After an oil tanker collided with the USS John S. McCain on Monday, taking the lives of several sailors, the US Navy is conducting a full investigation, according to Fox News.
Some are saying that the terrible tragedy may have been more than just a horrific accident, especially considering the same thing happened three months ago to a ship in the same fleet. According to an ex-information warfare specialist, the collisions could be the result of cyber hacking: “There’s something more than just human error going on.”
— U.S. Navy (@USNavy) August 21, 2017
The USS John S. McCain was off the coast of Singapore when it was struck by an oil tanker. Jeff Stutzman, who was an information warfare specialist for the Navy before he went to work at a cyber threat intelligence company, says the location of the accident makes it suspicious.
According to Stutzman, the Navy sailors on board would have been on full alert to avoid accidents. “When you are going through the Strait of Malacca, you can’t tell me that a Navy destroyer doesn’t have a full navigation team going with full lookouts on every wing and extra people on radar.”
This was an eerily similar situation to the June 17th crash when the USS Fitzgerald was struck by a container ship off the coast of Japan where the waters are also said to be congested and difficult to navigate.
In addition to these two collisions were the incidents with the Navy cruiser USS Antietam and the USS Lake Champlain. The USS Antietam ran aground in Tokyo Bay, losing more than 1,000 gallons of oil into the ocean. The USS Lake Champlain struck a fishing boat outside of South Korea.
Itay Glick, founder of Votiro, a cyber security firm, said his initial reaction to the accidents was to suspect cyber terrorism. “I don’t believe in coincidence,” he said. “Both USS McCain and USS Fitzgerald were part of the 7th fleet, there is a relationship between these two events and there may be a connection.”
What makes the possibility of cyber hacks on our naval vessels even more concerning is that the 7th fleet is tasked with patrolling and defending the Asian Pacific theater, according to PBS. With the tensions between the US and North Korea, the loss of two ships in the area could leave us weakened should North Korea decide to attack.
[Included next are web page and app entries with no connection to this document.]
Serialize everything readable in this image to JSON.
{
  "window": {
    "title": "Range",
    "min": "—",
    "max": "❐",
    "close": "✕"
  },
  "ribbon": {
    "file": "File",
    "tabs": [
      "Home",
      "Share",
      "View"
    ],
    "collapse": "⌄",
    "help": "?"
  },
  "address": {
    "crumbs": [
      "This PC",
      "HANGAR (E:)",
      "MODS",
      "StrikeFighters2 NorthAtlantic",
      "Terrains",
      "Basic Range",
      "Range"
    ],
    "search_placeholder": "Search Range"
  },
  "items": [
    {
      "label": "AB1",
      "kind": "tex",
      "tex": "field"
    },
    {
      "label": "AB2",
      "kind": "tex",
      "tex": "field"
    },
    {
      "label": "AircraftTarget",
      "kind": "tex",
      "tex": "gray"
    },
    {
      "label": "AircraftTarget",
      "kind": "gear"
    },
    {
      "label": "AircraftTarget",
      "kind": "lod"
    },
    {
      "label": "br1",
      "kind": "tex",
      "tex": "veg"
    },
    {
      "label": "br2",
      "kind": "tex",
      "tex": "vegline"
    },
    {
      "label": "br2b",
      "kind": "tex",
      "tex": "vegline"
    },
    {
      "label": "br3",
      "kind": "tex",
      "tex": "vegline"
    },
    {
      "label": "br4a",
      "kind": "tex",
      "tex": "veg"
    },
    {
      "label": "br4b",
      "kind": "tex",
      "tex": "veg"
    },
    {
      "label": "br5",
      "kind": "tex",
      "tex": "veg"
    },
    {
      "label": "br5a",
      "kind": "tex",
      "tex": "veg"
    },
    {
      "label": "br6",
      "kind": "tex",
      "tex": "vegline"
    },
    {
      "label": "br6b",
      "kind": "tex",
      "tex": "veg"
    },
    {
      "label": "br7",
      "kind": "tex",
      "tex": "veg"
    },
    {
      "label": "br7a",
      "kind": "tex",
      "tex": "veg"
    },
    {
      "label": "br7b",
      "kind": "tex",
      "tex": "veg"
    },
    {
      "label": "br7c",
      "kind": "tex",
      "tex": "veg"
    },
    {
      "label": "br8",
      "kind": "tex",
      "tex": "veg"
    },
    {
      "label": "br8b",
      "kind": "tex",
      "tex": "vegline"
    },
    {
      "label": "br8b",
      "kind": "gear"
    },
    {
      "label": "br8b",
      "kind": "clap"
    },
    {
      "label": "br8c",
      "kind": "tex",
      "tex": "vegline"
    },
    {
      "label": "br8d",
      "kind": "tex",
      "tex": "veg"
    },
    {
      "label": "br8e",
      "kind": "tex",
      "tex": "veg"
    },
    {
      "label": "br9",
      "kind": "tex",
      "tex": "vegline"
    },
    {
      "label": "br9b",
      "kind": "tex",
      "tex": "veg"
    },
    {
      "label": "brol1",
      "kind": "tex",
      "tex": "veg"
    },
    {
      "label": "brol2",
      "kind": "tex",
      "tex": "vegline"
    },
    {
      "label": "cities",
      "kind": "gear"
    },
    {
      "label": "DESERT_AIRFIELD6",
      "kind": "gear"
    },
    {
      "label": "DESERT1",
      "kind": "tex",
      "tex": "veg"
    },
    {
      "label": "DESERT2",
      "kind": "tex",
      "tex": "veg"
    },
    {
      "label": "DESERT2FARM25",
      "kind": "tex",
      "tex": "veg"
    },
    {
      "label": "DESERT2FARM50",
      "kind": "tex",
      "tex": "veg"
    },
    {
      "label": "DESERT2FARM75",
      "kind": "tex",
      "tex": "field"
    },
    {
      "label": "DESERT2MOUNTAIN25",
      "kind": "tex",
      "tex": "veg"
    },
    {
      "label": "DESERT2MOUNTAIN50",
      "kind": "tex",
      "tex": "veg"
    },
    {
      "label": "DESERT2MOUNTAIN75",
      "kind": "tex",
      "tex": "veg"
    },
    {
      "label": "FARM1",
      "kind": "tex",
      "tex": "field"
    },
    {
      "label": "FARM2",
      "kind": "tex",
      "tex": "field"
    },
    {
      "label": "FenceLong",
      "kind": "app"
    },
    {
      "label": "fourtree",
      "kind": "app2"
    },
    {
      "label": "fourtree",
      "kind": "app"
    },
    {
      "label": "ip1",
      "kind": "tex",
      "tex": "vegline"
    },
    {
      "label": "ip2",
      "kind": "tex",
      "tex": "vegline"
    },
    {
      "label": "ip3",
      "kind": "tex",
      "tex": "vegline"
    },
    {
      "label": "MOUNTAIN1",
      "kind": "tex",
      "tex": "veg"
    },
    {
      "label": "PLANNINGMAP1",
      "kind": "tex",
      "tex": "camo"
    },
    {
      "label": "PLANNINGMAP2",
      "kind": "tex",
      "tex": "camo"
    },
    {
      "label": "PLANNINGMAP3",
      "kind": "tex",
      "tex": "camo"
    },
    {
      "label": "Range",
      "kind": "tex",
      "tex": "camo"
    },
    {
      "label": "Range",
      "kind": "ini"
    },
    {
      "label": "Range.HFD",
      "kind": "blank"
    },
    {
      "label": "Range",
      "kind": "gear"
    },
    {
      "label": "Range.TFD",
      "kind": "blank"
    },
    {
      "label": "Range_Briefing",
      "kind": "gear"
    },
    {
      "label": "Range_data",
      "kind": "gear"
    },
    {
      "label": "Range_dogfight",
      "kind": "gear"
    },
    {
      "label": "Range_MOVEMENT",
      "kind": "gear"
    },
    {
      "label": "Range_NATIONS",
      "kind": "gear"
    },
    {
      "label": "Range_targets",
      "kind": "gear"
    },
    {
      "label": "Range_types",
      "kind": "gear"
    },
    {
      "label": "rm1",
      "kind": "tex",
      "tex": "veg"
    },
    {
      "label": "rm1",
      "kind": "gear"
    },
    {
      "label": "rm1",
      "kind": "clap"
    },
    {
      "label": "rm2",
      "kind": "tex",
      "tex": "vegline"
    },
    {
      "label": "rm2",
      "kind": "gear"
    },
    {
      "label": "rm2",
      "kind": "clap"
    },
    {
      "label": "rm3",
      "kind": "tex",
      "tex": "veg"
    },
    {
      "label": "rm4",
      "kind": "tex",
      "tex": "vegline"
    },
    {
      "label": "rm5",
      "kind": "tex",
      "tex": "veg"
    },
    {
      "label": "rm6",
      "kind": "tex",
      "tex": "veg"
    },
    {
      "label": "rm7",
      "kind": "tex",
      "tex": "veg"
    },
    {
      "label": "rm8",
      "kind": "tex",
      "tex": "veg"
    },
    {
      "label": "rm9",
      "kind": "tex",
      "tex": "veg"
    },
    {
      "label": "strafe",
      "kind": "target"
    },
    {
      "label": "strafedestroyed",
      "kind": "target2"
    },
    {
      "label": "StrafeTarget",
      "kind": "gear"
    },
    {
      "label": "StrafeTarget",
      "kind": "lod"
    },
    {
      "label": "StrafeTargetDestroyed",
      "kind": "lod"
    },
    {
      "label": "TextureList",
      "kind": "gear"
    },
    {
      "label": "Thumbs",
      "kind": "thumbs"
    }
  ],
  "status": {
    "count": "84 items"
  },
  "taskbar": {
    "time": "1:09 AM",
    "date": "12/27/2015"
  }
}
According to Bryan McGrath, retired Navy commander, while the ships themselves wouldn’t be able to stop an intercontinental missile, they do provide an early warning system. The USS John S. McCain, in particular, is suited to providing targeting data on launched missiles to aid in their destruction before they reach their target destination.
Navy Admiral John Richardson has ordered all ships in the area to halt their operations pending further investigations into the cause of the collisions and to determine potential weaknesses. According to Sean Hannity’s website, the admiral made it clear there was no evidence of a hack, but cyber threats are being investigated as a possibility.
One warfare specialist says cyber warfare COULD be involved in the NAVY ship incidents. Do you think cyber hacking could be involved?
Whether or not this is a cyber attack on our Navy by North Korea or its allies remains to be seen, but the timing of the accidents and their exclusivity to the area make them incredibly suspicious.
If it’s revealed that the collisions were the result of hacks by a foreign government, the damage and loss of life could be interpreted as an act of war.